Spanish renewable energy company Siemens Gamesa Renewable Energy (SGRE) has agreed to buy selected European assets from bankrupt German energy company Senvion for €200m.

This follows on from a non-binding exclusivity agreement signed by the two companies in September 2019 for SGRE to acquire Senvion’s assets.

As part of the agreement, SGRE will obtain Senvion’s European onshore service, its intellectual property, its onshore blade manufacturing facility in Vagos, Portugal, and 2,000 Senvion employees will transfer to SGRE.

SGRE notes that, along with these assets, Senvion’s fleet of 8.9GW in installed wind power will take its capacity to nearly 69GW. SGRE also expects the acquisition to take place in the first half of 2020, so it will have no impact on its 2019 financial performance.

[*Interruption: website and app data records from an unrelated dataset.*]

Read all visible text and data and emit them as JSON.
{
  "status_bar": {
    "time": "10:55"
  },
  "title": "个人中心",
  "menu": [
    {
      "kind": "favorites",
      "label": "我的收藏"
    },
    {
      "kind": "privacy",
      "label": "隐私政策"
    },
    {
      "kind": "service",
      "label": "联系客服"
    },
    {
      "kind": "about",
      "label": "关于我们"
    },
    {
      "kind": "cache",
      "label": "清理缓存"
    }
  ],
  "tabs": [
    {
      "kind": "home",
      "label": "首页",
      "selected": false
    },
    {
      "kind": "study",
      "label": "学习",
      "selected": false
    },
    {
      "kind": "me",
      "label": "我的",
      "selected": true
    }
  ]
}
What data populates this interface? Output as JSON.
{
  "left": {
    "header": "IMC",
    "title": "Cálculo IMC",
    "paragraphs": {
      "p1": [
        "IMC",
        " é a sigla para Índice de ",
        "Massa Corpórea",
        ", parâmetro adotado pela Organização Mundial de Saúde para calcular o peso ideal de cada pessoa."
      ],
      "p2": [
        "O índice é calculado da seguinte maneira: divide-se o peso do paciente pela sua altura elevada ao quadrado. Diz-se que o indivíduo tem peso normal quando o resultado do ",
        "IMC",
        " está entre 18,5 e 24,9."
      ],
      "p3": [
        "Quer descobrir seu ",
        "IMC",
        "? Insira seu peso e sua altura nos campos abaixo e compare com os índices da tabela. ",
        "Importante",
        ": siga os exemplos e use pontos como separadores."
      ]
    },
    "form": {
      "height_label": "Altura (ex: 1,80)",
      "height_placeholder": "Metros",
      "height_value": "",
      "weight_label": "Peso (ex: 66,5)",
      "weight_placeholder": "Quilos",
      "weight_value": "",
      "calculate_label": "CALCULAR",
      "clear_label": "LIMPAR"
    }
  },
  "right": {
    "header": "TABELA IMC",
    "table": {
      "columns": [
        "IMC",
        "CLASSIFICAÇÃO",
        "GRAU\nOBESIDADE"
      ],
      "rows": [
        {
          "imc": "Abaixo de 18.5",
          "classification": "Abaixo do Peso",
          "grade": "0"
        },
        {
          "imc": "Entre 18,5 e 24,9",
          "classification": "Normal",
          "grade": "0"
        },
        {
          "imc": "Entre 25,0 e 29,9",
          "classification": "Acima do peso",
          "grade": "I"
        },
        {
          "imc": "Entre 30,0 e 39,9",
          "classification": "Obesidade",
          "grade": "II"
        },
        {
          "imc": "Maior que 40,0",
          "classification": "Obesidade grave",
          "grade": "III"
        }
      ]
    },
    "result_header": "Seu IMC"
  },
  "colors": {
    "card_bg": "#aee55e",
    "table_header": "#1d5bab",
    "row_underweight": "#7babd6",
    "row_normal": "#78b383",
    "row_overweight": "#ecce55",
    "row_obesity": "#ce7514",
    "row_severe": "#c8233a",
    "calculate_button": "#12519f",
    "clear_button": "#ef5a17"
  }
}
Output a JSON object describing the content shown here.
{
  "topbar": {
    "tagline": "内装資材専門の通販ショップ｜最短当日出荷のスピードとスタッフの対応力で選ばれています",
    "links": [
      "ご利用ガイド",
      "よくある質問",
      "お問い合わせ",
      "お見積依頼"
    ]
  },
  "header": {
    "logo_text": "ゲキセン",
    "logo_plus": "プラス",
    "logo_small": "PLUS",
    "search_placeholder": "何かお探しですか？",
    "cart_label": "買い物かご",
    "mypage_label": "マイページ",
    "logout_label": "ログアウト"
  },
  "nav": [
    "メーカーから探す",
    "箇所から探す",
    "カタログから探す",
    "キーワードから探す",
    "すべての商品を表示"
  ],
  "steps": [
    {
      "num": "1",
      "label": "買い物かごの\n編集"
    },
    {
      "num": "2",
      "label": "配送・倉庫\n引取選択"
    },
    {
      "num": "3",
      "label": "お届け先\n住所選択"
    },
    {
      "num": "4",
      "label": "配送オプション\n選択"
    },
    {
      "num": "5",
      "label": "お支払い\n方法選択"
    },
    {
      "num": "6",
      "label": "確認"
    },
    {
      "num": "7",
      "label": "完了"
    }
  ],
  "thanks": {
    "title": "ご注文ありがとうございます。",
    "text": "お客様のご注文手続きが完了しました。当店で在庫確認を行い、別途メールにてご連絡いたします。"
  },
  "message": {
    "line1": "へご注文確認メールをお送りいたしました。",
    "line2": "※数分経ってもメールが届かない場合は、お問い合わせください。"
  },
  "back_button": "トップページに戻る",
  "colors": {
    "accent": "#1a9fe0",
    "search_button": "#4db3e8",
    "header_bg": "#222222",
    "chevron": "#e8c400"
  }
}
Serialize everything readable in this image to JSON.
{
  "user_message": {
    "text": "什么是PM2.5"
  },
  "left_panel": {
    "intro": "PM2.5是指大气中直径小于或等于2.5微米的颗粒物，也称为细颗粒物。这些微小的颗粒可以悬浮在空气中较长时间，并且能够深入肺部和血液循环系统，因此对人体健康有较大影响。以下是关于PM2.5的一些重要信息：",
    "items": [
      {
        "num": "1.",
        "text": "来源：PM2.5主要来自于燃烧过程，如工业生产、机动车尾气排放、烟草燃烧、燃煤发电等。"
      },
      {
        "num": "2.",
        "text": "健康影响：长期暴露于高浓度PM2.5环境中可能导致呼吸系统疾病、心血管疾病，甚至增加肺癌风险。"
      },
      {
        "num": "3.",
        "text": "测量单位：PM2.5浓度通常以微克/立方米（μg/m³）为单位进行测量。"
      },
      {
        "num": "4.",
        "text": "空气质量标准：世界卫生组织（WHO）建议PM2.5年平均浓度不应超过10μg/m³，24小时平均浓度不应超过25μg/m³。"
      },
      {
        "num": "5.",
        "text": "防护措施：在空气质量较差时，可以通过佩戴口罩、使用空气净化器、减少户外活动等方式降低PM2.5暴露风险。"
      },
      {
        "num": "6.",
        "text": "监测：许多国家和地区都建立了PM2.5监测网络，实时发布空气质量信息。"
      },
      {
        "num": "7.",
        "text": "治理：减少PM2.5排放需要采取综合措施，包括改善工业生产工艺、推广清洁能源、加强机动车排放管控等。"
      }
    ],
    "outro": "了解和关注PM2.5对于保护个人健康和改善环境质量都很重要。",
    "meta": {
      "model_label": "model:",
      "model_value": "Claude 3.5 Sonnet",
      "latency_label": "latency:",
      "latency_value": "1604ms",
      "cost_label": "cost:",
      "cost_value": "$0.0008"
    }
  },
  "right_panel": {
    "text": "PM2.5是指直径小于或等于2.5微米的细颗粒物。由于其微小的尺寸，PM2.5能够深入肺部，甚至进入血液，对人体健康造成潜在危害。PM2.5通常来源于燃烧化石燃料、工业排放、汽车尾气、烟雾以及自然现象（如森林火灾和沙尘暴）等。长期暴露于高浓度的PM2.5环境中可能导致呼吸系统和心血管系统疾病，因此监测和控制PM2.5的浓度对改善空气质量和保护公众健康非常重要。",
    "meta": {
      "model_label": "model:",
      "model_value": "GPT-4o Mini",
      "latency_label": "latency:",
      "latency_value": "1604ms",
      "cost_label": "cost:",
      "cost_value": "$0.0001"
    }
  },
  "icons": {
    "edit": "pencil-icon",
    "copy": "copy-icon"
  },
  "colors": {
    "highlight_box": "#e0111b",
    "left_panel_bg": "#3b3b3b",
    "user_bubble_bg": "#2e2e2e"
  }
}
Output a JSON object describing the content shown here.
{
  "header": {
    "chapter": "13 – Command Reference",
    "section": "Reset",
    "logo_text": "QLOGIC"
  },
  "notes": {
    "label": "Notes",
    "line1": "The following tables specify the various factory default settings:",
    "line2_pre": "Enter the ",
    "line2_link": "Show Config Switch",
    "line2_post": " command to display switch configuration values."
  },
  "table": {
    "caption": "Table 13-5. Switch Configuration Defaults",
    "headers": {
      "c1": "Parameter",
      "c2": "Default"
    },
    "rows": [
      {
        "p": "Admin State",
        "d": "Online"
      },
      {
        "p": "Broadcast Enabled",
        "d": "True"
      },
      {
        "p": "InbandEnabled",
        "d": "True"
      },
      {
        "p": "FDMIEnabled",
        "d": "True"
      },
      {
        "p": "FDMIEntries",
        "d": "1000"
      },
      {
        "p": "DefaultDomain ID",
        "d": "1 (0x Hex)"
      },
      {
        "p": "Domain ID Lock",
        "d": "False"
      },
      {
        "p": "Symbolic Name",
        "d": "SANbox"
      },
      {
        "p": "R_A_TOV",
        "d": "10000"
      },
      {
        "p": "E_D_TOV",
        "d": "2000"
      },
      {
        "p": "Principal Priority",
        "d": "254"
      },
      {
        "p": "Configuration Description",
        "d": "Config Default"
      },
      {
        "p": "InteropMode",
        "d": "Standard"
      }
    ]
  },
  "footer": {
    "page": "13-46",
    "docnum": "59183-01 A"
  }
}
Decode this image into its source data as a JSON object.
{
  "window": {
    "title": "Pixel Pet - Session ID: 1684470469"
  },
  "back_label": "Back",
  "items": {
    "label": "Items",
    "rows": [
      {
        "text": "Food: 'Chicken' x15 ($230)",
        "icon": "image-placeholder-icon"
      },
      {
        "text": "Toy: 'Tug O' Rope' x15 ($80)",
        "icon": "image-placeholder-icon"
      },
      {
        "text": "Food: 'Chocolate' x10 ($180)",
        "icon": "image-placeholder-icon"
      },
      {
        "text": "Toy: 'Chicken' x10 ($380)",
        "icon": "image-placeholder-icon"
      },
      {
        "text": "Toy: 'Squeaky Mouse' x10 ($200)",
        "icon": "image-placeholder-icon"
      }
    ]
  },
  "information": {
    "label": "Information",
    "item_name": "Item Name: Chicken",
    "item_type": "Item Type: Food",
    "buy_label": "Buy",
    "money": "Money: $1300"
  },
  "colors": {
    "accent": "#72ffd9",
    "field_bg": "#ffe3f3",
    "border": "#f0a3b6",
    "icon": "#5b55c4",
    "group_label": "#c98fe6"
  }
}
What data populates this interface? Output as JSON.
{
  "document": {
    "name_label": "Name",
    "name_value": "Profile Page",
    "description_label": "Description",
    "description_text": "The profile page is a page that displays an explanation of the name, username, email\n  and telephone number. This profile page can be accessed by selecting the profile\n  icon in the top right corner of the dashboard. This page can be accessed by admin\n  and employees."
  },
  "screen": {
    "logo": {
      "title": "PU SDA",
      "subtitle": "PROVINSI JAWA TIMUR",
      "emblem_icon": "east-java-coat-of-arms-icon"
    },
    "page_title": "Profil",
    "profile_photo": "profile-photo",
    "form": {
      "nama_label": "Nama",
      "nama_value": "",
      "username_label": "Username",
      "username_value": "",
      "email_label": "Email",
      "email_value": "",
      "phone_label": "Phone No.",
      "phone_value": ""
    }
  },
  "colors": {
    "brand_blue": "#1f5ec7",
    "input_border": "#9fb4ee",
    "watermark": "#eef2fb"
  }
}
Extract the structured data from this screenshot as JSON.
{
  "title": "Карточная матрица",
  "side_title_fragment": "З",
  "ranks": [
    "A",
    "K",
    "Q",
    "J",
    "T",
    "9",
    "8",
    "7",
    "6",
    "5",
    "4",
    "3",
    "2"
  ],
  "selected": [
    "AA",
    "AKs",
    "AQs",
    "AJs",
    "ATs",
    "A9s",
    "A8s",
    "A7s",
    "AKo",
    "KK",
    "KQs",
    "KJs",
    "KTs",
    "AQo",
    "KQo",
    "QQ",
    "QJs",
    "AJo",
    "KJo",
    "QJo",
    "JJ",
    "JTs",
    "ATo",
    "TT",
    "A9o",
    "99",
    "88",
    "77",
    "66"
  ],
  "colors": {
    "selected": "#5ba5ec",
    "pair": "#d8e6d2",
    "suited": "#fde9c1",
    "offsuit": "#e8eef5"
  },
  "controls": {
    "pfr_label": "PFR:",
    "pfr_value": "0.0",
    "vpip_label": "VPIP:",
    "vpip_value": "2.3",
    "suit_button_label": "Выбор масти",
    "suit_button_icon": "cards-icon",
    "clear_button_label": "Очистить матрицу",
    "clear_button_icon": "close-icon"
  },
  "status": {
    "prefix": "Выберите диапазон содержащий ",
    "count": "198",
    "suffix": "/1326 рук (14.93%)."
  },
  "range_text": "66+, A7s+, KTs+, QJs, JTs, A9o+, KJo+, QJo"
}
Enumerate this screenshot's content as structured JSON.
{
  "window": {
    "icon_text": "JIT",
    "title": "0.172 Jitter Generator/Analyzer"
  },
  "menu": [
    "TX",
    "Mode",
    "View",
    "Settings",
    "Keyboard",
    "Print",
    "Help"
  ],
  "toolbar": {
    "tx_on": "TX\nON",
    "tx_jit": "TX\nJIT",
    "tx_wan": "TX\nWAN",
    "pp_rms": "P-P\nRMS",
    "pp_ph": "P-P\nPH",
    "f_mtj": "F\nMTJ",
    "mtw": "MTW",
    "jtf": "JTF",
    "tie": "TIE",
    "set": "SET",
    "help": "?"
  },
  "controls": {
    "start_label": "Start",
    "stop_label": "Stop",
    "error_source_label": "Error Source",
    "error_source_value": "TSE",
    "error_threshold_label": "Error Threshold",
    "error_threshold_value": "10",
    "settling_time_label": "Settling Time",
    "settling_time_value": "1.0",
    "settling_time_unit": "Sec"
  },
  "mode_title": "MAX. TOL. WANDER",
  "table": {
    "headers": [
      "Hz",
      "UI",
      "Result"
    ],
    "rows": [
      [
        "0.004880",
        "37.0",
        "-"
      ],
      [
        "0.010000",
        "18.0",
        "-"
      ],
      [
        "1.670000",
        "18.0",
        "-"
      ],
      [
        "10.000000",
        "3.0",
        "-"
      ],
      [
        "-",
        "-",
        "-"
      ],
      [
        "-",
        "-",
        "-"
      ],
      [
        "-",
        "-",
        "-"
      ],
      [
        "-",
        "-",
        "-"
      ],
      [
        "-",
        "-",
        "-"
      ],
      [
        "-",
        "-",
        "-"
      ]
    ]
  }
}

Following the announcement SGRE’s share price fell slightly by 0.28% from €12.33 to €12.30, giving the company a market capitalisation value of €8.35bn. This is down from when the two companies originally signed the non-bonding exclusivity agreement when SGRE’s shares were €13.72 a share and it had a market capitalisation value of €9.3bn.

Siemens Gamesa Renewable Energy share price in 2019

Due to the company’s impending bankruptcy, Senvion’s share price has continued to fall and is currently down to 0.70¢ a share with a market value of just over €5m.

Senvion share price in 2019

SGRE CEO Markus Tacke said: “This transaction is an important step forward for Siemens Gamesa. Bringing Senvion´s service assets on board will help us to drive growth in a key market segment and add important capacity in Germany and other important European markets, while the blade factory helps us mitigate the risk in the difficult trade environment.

“We´re bringing good people and good business into the company and that´s a win for all parties.”

Senvion also tweeted: “Senvion today announced that its exclusive negotiations with SGRE concerning the sale of a large part of the company’s European Onshore Services business and its blade production facility in Portugal have been concluded successfully.”